After the men’s tour said it would halt ATP Tour and ATP Challenger Tour competition until late April, WTA spokeswoman Amy Binder told The Associated Press the women’s tour was not immediately prepared to do the same.
“At this point in time,” Binder wrote in an email, “we are not looking to put in a 6 week suspension.”
Later, WTA chairman and CEO Steve Simon said the tournament in Charleston, South Carolina, won’t be held as scheduled because of concerns about coronavirus. The clay-court Volvo Car Open was supposed to be April 6-12.
Simon added that the WTA will work with player and tournament leadership to make a decision in the next week about the European clay-court season.
In a further indication of the fractured nature of tennis decision-making, the International Tennis Federation said its lower-tier events would be on hold until April 22; the men’s tour said its tournaments would not resume before the end of that week.
The next Grand Slam tournament, the French Open, is still scheduled to be held in Paris beginning May 24.
For most people, the new coronavirus causes only mild or moderate symptoms, such as fever and cough. For some, especially older adults and people with existing health problems, it can cause more severe illness, including pneumonia.
The vast majority of people recover from the new virus. According to the World Health Organization, people with mild illness recover in about two weeks, while those with more severe illness may take three to six weeks to recover.
The combined men’s and women’s tournament at Indian Wells, California, that was scheduled to begin main-draw play this week already had been called off Sunday because of fears about the virus outbreak.
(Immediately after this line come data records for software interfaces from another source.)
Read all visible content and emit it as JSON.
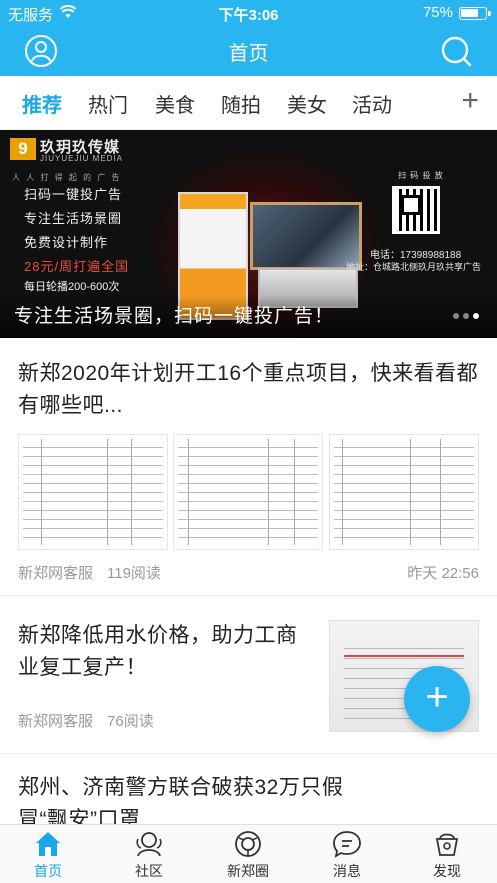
{
  "statusbar": {
    "carrier": "无服务",
    "time": "下午3:06",
    "battery_percent_text": "75%",
    "battery_level": 0.75
  },
  "navbar": {
    "title": "首页",
    "left_icon": "user-icon",
    "right_icon": "search-icon"
  },
  "tabs": {
    "items": [
      "推荐",
      "热门",
      "美食",
      "随拍",
      "美女",
      "活动"
    ],
    "active_index": 0,
    "add_label": "+"
  },
  "banner": {
    "logo_glyph": "9",
    "brand_cn": "玖玥玖传媒",
    "brand_en": "JIUYUEJIU MEDIA",
    "slogan_small": "人 人 打 得 起 的 广 告",
    "features": [
      "扫码一键投广告",
      "专注生活场景圈",
      "免费设计制作",
      "28元/周打遍全国",
      "每日轮播200-600次"
    ],
    "qr_label_top": "扫 码 投 放",
    "phone": "电话：17398988188",
    "address": "地址：仓城路北侧玖月玖共享广告",
    "caption": "专注生活场景圈，扫码一键投广告！",
    "slide_count": 3,
    "active_slide": 2
  },
  "articles": [
    {
      "title": "新郑2020年计划开工16个重点项目，快来看看都有哪些吧...",
      "source": "新郑网客服",
      "reads": "119阅读",
      "time": "昨天 22:56"
    },
    {
      "title": "新郑降低用水价格，助力工商业复工复产！",
      "source": "新郑网客服",
      "reads": "76阅读",
      "time": ""
    },
    {
      "title": "郑州、济南警方联合破获32万只假冒“飘安”口罩",
      "source": "",
      "reads": "",
      "time": ""
    }
  ],
  "fab": {
    "label": "+"
  },
  "tabbar": {
    "items": [
      {
        "label": "首页",
        "icon": "home-icon"
      },
      {
        "label": "社区",
        "icon": "community-icon"
      },
      {
        "label": "新郑圈",
        "icon": "circle-icon"
      },
      {
        "label": "消息",
        "icon": "message-icon"
      },
      {
        "label": "发现",
        "icon": "discover-icon"
      }
    ],
    "active_index": 0
  },
  "colors": {
    "primary": "#29b6f0",
    "accent_text": "#1ba8e6",
    "banner_red": "#e94c3a"
  }
}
Thursday’s ATP announcement affects the combined men’s and women’s Miami Open, where play was supposed to begin in less than two weeks, along with the U.S. Men’s Clay Court Championships in Houston, the Grand Prix Hassan II in Marrakech, the Monte Carlo Masters, the Barcelona Open and the Hungarian Open.
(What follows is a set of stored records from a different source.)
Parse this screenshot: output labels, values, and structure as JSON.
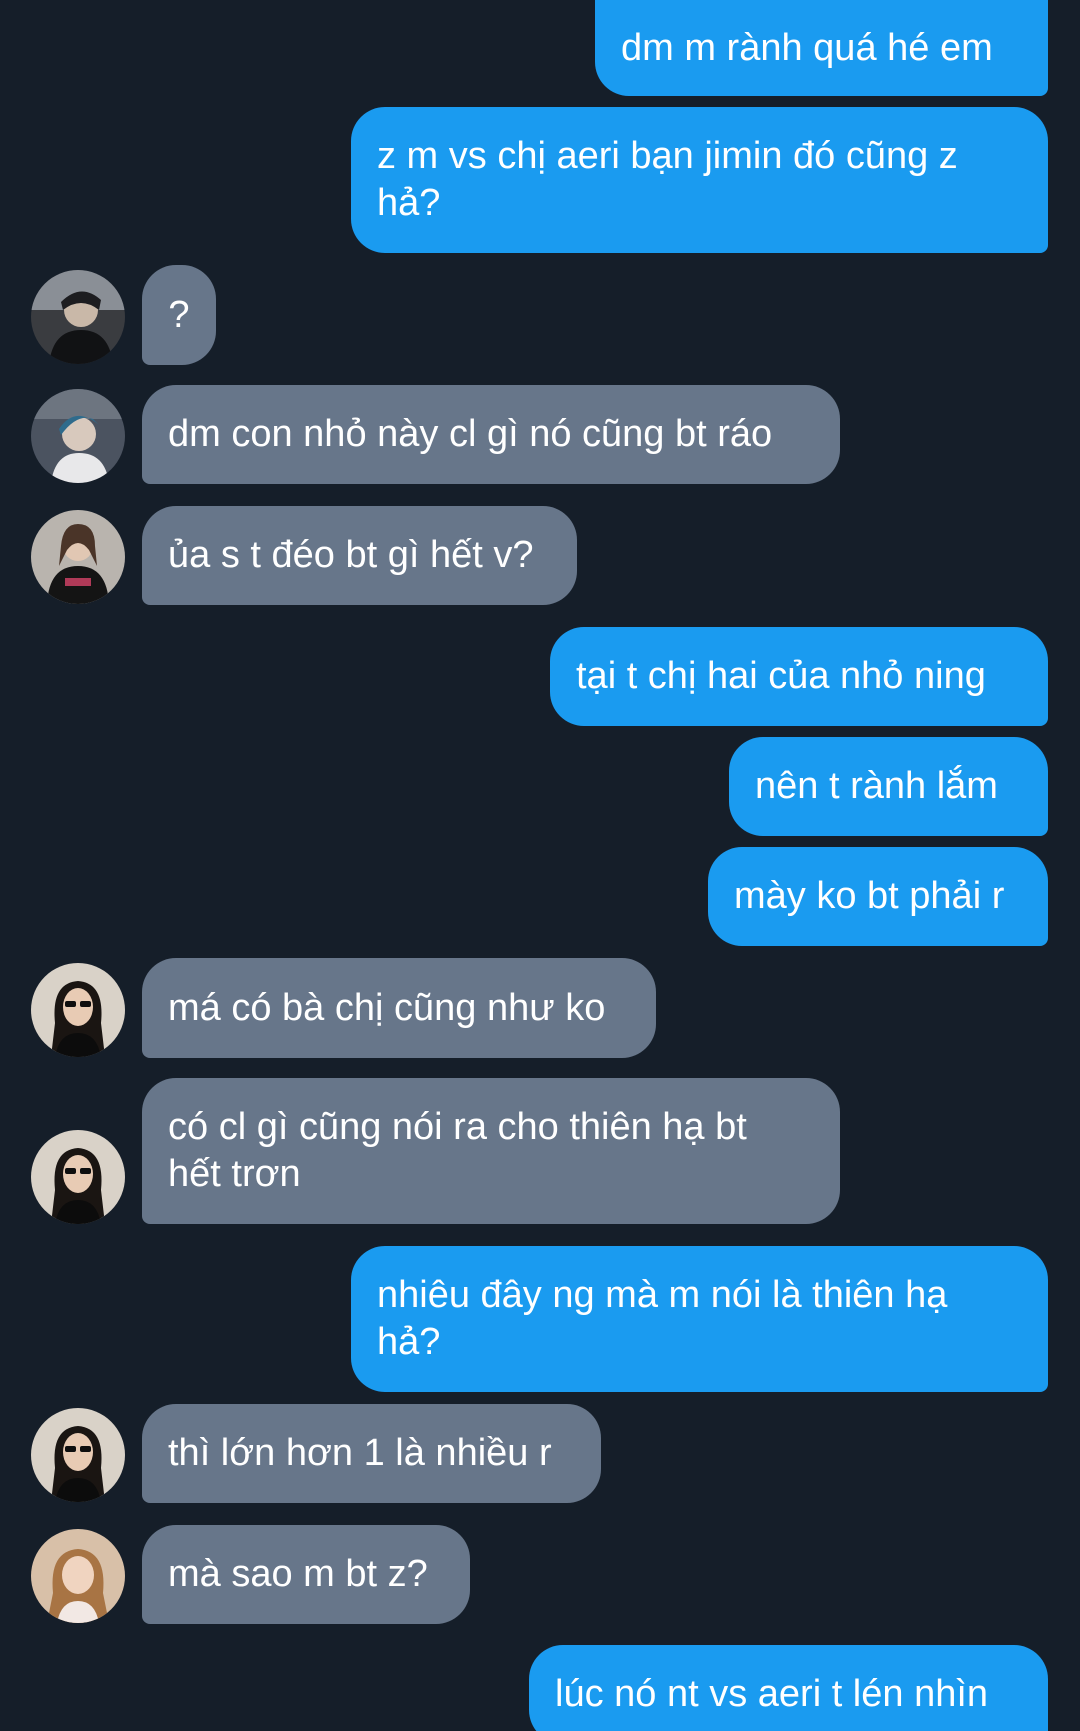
{
  "colors": {
    "background": "#151e29",
    "sent_bubble": "#1a9bf0",
    "received_bubble": "#67768a",
    "text": "#ffffff"
  },
  "messages": [
    {
      "side": "sent",
      "text": "dm m rành quá hé em"
    },
    {
      "side": "sent",
      "text": "z m vs chị aeri bạn jimin đó cũng z hả?"
    },
    {
      "side": "received",
      "text": "?",
      "avatar": "avatar-1"
    },
    {
      "side": "received",
      "text": "dm con nhỏ này cl gì nó cũng bt ráo",
      "avatar": "avatar-2"
    },
    {
      "side": "received",
      "text": "ủa s t đéo bt gì hết v?",
      "avatar": "avatar-3"
    },
    {
      "side": "sent",
      "text": "tại t chị hai của nhỏ ning"
    },
    {
      "side": "sent",
      "text": "nên t rành lắm"
    },
    {
      "side": "sent",
      "text": "mày ko bt phải r"
    },
    {
      "side": "received",
      "text": "má có bà chị cũng như ko",
      "avatar": "avatar-4"
    },
    {
      "side": "received",
      "text": "có cl gì cũng nói ra cho thiên hạ bt hết trơn",
      "avatar": "avatar-4"
    },
    {
      "side": "sent",
      "text": "nhiêu đây ng mà m nói là thiên hạ hả?"
    },
    {
      "side": "received",
      "text": "thì lớn hơn 1 là nhiều r",
      "avatar": "avatar-4"
    },
    {
      "side": "received",
      "text": "mà sao m bt z?",
      "avatar": "avatar-5"
    },
    {
      "side": "sent",
      "text": "lúc nó nt vs aeri t lén nhìn"
    }
  ]
}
The Miami Open was supposed to be played March 23 to April 5 at the NFL’s Dolphins stadium complex in Miami Gardens.
With Miami-Dade County under a state of emergency, Mayor Carlos Gimenez announced the cancellation of the Miami Open, along with a county youth fair and all major events at the Miami Heat’s arena.
Unlike with Indian Wells, where there was an insistence that rescheduling later this year might be possible, Miami Open tournament director James Blake made clear that his event would not be played until 2021.
The Miami Open draws fans from all over the world, which compounded health concerns. Last year’s attendance totaled nearly 389,000, the most in tournament history. Tournament officials estimated the economic impact for South Florida at $390 million.
Most of the world’s top tennis players were supposed to participate in Miami; 20-time Grand Slam champion Roger Federer was not going to be there because he is recovering from arthroscopic surgery on his right knee.
The ITF said Thursday its suspension applied to all tournaments on the men’s and women’s ITF World Tennis Tour, the ITF World Tennis Tour Juniors, the UNIQLO Wheelchair Tennis Tour, ITF Beach Tennis World Tour and ITF Seniors Tour.